#### [EXERCISE DETAILS]
Output each line of the listing exactly, though pictures are not to appear.

#### [RECORDS FOR THE EXERCISE]
* * * * * * * * *

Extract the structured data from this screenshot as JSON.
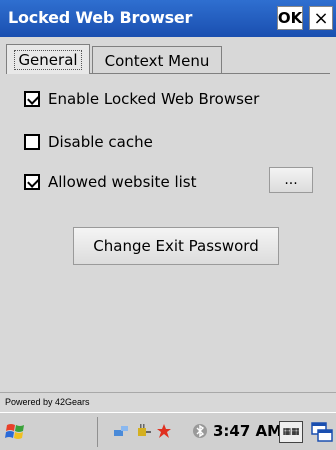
{
  "titlebar": {
    "title": "Locked Web Browser",
    "ok_label": "OK",
    "close_label": "×"
  },
  "tabs": [
    {
      "label": "General",
      "active": true
    },
    {
      "label": "Context Menu",
      "active": false
    }
  ],
  "options": [
    {
      "label": "Enable Locked Web Browser",
      "checked": true
    },
    {
      "label": "Disable cache",
      "checked": false
    },
    {
      "label": "Allowed website list",
      "checked": true
    }
  ],
  "buttons": {
    "ellipsis_label": "...",
    "change_password_label": "Change Exit Password"
  },
  "footer": {
    "powered_by": "Powered by 42Gears"
  },
  "taskbar": {
    "time": "3:47 AM"
  },
  "colors": {
    "titlebar": "#1f5cc4",
    "background": "#d8d8d8"
  }
}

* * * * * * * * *

#### [SOLUTION BELOW]
Extract the structured data from this screenshot as JSON.
{
  "titlebar": {
    "title": "Locked Web Browser",
    "ok_label": "OK",
    "close_label": "×"
  },
  "tabs": [
    {
      "label": "General",
      "active": true
    },
    {
      "label": "Context Menu",
      "active": false
    }
  ],
  "options": [
    {
      "label": "Enable Locked Web Browser",
      "checked": true
    },
    {
      "label": "Disable cache",
      "checked": false
    },
    {
      "label": "Allowed website list",
      "checked": true
    }
  ],
  "buttons": {
    "ellipsis_label": "...",
    "change_password_label": "Change Exit Password"
  },
  "footer": {
    "powered_by": "Powered by 42Gears"
  },
  "taskbar": {
    "time": "3:47 AM"
  },
  "colors": {
    "titlebar": "#1f5cc4",
    "background": "#d8d8d8"
  }
}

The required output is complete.